WHAT THE EXERCISE ASKS: Each record is to be copied exactly as written.

....................

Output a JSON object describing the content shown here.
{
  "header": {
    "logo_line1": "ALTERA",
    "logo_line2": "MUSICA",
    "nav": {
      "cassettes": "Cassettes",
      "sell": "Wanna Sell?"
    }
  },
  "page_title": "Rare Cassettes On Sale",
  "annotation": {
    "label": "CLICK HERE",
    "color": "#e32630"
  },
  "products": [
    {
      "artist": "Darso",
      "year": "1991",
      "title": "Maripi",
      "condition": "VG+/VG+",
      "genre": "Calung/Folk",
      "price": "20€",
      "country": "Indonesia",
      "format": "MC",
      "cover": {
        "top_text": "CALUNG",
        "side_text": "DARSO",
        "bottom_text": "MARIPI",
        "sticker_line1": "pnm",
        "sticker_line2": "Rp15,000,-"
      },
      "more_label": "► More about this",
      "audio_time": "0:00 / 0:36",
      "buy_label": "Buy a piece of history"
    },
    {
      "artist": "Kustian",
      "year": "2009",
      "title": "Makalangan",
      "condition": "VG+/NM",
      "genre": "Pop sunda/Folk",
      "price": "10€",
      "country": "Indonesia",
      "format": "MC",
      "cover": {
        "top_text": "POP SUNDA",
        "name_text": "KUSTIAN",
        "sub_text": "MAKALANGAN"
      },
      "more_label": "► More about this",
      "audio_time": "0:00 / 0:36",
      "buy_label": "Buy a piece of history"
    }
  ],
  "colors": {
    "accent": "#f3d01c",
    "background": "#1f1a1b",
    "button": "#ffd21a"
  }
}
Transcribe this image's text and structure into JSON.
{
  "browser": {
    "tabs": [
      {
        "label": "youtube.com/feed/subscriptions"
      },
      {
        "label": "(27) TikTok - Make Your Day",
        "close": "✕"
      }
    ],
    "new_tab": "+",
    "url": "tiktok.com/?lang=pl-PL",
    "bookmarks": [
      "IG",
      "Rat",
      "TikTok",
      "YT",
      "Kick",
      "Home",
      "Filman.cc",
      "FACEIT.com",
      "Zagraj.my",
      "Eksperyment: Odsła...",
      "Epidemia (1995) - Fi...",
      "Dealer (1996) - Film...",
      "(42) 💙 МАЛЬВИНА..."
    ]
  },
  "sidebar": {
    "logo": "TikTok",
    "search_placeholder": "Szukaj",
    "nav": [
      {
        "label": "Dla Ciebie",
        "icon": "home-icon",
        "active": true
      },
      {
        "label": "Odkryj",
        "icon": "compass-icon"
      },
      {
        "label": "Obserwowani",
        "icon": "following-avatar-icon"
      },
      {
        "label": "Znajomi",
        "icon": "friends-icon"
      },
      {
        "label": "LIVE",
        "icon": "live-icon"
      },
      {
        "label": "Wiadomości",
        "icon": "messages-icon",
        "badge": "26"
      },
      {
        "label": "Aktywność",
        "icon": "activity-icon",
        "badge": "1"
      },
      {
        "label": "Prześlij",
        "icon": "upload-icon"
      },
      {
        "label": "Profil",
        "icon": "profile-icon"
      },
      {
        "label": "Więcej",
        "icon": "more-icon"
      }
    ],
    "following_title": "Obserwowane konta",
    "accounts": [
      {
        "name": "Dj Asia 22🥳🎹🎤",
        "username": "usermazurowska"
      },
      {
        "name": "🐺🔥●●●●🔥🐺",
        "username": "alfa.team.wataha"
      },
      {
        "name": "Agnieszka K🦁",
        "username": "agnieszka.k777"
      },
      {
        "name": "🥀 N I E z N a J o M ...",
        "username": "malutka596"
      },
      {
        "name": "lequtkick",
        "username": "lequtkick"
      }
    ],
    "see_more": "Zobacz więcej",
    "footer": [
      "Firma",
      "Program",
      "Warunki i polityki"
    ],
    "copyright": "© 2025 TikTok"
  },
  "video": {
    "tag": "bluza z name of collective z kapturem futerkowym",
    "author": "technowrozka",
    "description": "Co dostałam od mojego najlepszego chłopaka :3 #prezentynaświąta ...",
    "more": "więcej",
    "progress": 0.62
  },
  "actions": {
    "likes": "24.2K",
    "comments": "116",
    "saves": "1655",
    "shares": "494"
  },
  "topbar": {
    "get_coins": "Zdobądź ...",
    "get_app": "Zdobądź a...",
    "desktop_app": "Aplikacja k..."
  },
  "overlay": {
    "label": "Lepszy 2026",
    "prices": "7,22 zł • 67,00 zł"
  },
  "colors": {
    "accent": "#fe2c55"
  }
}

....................

TASK RESULT:
Output a JSON object describing the content shown here.
{
  "header": {
    "logo_line1": "ALTERA",
    "logo_line2": "MUSICA",
    "nav": {
      "cassettes": "Cassettes",
      "sell": "Wanna Sell?"
    }
  },
  "page_title": "Rare Cassettes On Sale",
  "annotation": {
    "label": "CLICK HERE",
    "color": "#e32630"
  },
  "products": [
    {
      "artist": "Darso",
      "year": "1991",
      "title": "Maripi",
      "condition": "VG+/VG+",
      "genre": "Calung/Folk",
      "price": "20€",
      "country": "Indonesia",
      "format": "MC",
      "cover": {
        "top_text": "CALUNG",
        "side_text": "DARSO",
        "bottom_text": "MARIPI",
        "sticker_line1": "pnm",
        "sticker_line2": "Rp15,000,-"
      },
      "more_label": "► More about this",
      "audio_time": "0:00 / 0:36",
      "buy_label": "Buy a piece of history"
    },
    {
      "artist": "Kustian",
      "year": "2009",
      "title": "Makalangan",
      "condition": "VG+/NM",
      "genre": "Pop sunda/Folk",
      "price": "10€",
      "country": "Indonesia",
      "format": "MC",
      "cover": {
        "top_text": "POP SUNDA",
        "name_text": "KUSTIAN",
        "sub_text": "MAKALANGAN"
      },
      "more_label": "► More about this",
      "audio_time": "0:00 / 0:36",
      "buy_label": "Buy a piece of history"
    }
  ],
  "colors": {
    "accent": "#f3d01c",
    "background": "#1f1a1b",
    "button": "#ffd21a"
  }
}
Transcribe this image's text and structure into JSON.
{
  "browser": {
    "tabs": [
      {
        "label": "youtube.com/feed/subscriptions"
      },
      {
        "label": "(27) TikTok - Make Your Day",
        "close": "✕"
      }
    ],
    "new_tab": "+",
    "url": "tiktok.com/?lang=pl-PL",
    "bookmarks": [
      "IG",
      "Rat",
      "TikTok",
      "YT",
      "Kick",
      "Home",
      "Filman.cc",
      "FACEIT.com",
      "Zagraj.my",
      "Eksperyment: Odsła...",
      "Epidemia (1995) - Fi...",
      "Dealer (1996) - Film...",
      "(42) 💙 МАЛЬВИНА..."
    ]
  },
  "sidebar": {
    "logo": "TikTok",
    "search_placeholder": "Szukaj",
    "nav": [
      {
        "label": "Dla Ciebie",
        "icon": "home-icon",
        "active": true
      },
      {
        "label": "Odkryj",
        "icon": "compass-icon"
      },
      {
        "label": "Obserwowani",
        "icon": "following-avatar-icon"
      },
      {
        "label": "Znajomi",
        "icon": "friends-icon"
      },
      {
        "label": "LIVE",
        "icon": "live-icon"
      },
      {
        "label": "Wiadomości",
        "icon": "messages-icon",
        "badge": "26"
      },
      {
        "label": "Aktywność",
        "icon": "activity-icon",
        "badge": "1"
      },
      {
        "label": "Prześlij",
        "icon": "upload-icon"
      },
      {
        "label": "Profil",
        "icon": "profile-icon"
      },
      {
        "label": "Więcej",
        "icon": "more-icon"
      }
    ],
    "following_title": "Obserwowane konta",
    "accounts": [
      {
        "name": "Dj Asia 22🥳🎹🎤",
        "username": "usermazurowska"
      },
      {
        "name": "🐺🔥●●●●🔥🐺",
        "username": "alfa.team.wataha"
      },
      {
        "name": "Agnieszka K🦁",
        "username": "agnieszka.k777"
      },
      {
        "name": "🥀 N I E z N a J o M ...",
        "username": "malutka596"
      },
      {
        "name": "lequtkick",
        "username": "lequtkick"
      }
    ],
    "see_more": "Zobacz więcej",
    "footer": [
      "Firma",
      "Program",
      "Warunki i polityki"
    ],
    "copyright": "© 2025 TikTok"
  },
  "video": {
    "tag": "bluza z name of collective z kapturem futerkowym",
    "author": "technowrozka",
    "description": "Co dostałam od mojego najlepszego chłopaka :3 #prezentynaświąta ...",
    "more": "więcej",
    "progress": 0.62
  },
  "actions": {
    "likes": "24.2K",
    "comments": "116",
    "saves": "1655",
    "shares": "494"
  },
  "topbar": {
    "get_coins": "Zdobądź ...",
    "get_app": "Zdobądź a...",
    "desktop_app": "Aplikacja k..."
  },
  "overlay": {
    "label": "Lepszy 2026",
    "prices": "7,22 zł • 67,00 zł"
  },
  "colors": {
    "accent": "#fe2c55"
  }
}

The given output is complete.